Finally, two ULYP graduates addressed their peers and spoke about their university transition and the road that lies ahead. We felt very proud as the graduates marched onto stage wearing blue stoles to collect their certificates of achievement. Mabrouk to all, we look forward to following your progress as you embark on your futures!
The BRIDGE program recently finished the second module of its UPC (University Preparatory Course), with 144 eleventh graders from UNRWA schools all over Lebanon. The students participated in a total of 35 hours of SAT preparation classes held on the AUST campus every Friday from February-April. UPC did not only provide the students with SAT prep, but also intensive counselling sessions were incorporated, so the students could explore their personal interests, skills and values. The sessions’ aim was to encourage and support personal development, while preparing them for student life. Students were made aware of the wide variety of university majors, the job market in Lebanon, the universities affiliated with ULYP, as well as the different possibilities for scholarships.
Through this, BRIDGE was able to provide the participants with sufficient knowledge to choose the best opportunities available to help them achieve their future goals and dreams. A particularly inspirational and motivational speech was given by Carleton Professor Karim Ismail, which focused mainly on motivating female students who are interested in studying abroad.
The BRIDGE program is also extremely proud to announce the names of four hardworking 11th grade students that were selected for the opportunity to study at high schools abroad:
Mohammad Akel – UWC Norway
Yousef Abu Niaj – UWC Wales
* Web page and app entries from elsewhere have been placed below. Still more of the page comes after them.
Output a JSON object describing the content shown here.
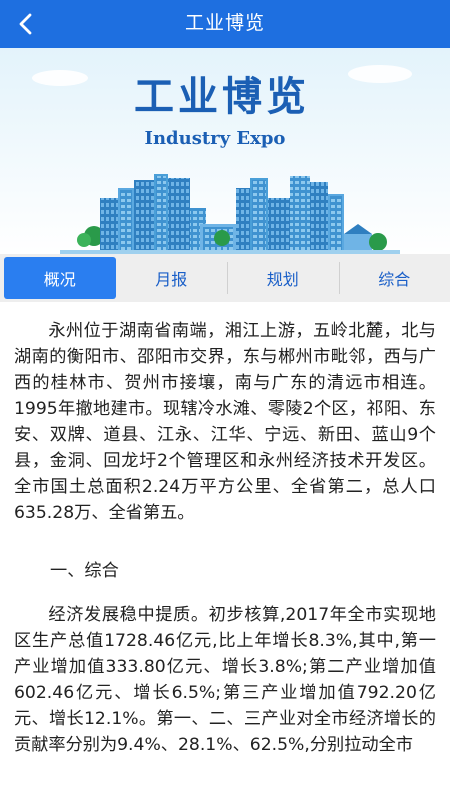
{
  "header": {
    "title": "工业博览",
    "back_icon": "chevron-left-icon"
  },
  "banner": {
    "title_cn": "工业博览",
    "title_en": "Industry Expo",
    "colors": {
      "sky_top": "#e3f3fb",
      "sky_bottom": "#ffffff",
      "title": "#1b5fb4",
      "buildings": "#4a9fd8"
    }
  },
  "tabs": [
    {
      "label": "概况",
      "active": true
    },
    {
      "label": "月报",
      "active": false
    },
    {
      "label": "规划",
      "active": false
    },
    {
      "label": "综合",
      "active": false
    }
  ],
  "content": {
    "intro": "永州位于湖南省南端，湘江上游，五岭北麓，北与湖南的衡阳市、邵阳市交界，东与郴州市毗邻，西与广西的桂林市、贺州市接壤，南与广东的清远市相连。1995年撤地建市。现辖冷水滩、零陵2个区，祁阳、东安、双牌、道县、江永、江华、宁远、新田、蓝山9个县，金洞、回龙圩2个管理区和永州经济技术开发区。全市国土总面积2.24万平方公里、全省第二，总人口635.28万、全省第五。",
    "section1_title": "一、综合",
    "section1_text": "经济发展稳中提质。初步核算,2017年全市实现地区生产总值1728.46亿元,比上年增长8.3%,其中,第一产业增加值333.80亿元、增长3.8%;第二产业增加值602.46亿元、增长6.5%;第三产业增加值792.20亿元、增长12.1%。第一、二、三产业对全市经济增长的贡献率分别为9.4%、28.1%、62.5%,分别拉动全市"
  },
  "theme": {
    "primary": "#1e6fe0",
    "tab_active": "#2a7ef0",
    "tab_bar": "#eeeeee",
    "tab_text": "#1a5fc8"
  }
}
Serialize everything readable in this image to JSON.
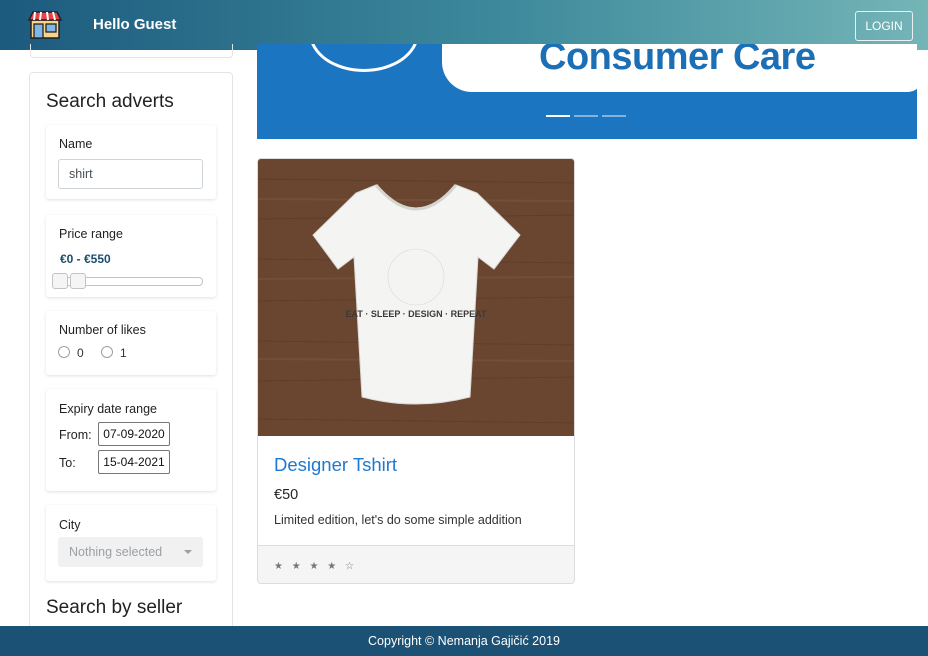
{
  "navbar": {
    "greeting": "Hello Guest",
    "login_label": "LOGIN",
    "logo_icon": "storefront-icon"
  },
  "sidebar": {
    "title": "Search adverts",
    "name_filter": {
      "label": "Name",
      "value": "shirt"
    },
    "price_filter": {
      "label": "Price range",
      "value_text": "€0 - €550",
      "min": 0,
      "max": 550
    },
    "likes_filter": {
      "label": "Number of likes",
      "options": [
        "0",
        "1"
      ]
    },
    "expiry_filter": {
      "label": "Expiry date range",
      "from_label": "From:",
      "from_value": "07-09-2020",
      "to_label": "To:",
      "to_value": "15-04-2021"
    },
    "city_filter": {
      "label": "City",
      "placeholder": "Nothing selected"
    },
    "seller_title": "Search by seller"
  },
  "banner": {
    "text": "Consumer Care",
    "slide_count": 3,
    "active_slide": 1
  },
  "products": [
    {
      "title": "Designer Tshirt",
      "price": "€50",
      "description": "Limited edition, let's do some simple addition",
      "rating_stars": "★ ★ ★ ★ ☆",
      "image_text": "EAT · SLEEP · DESIGN · REPEAT"
    }
  ],
  "footer": {
    "copyright": "Copyright © Nemanja Gajičić 2019"
  },
  "colors": {
    "navbar_start": "#1c5a7e",
    "navbar_end": "#74b5b7",
    "banner": "#1c75c0",
    "link": "#1f78d1",
    "footer": "#1a5174"
  }
}
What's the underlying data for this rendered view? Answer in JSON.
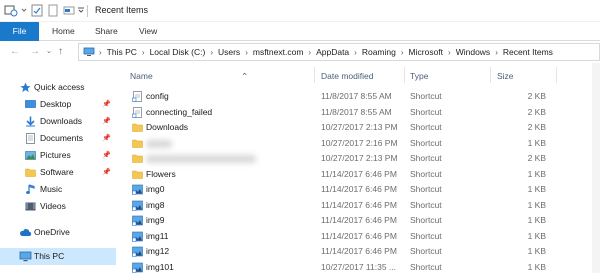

Ahmad Sahrif – UWC Maastricht
Jehan Naphani – UWC New Mexico
This semester the BRIDGE program is funded by Welfare Association.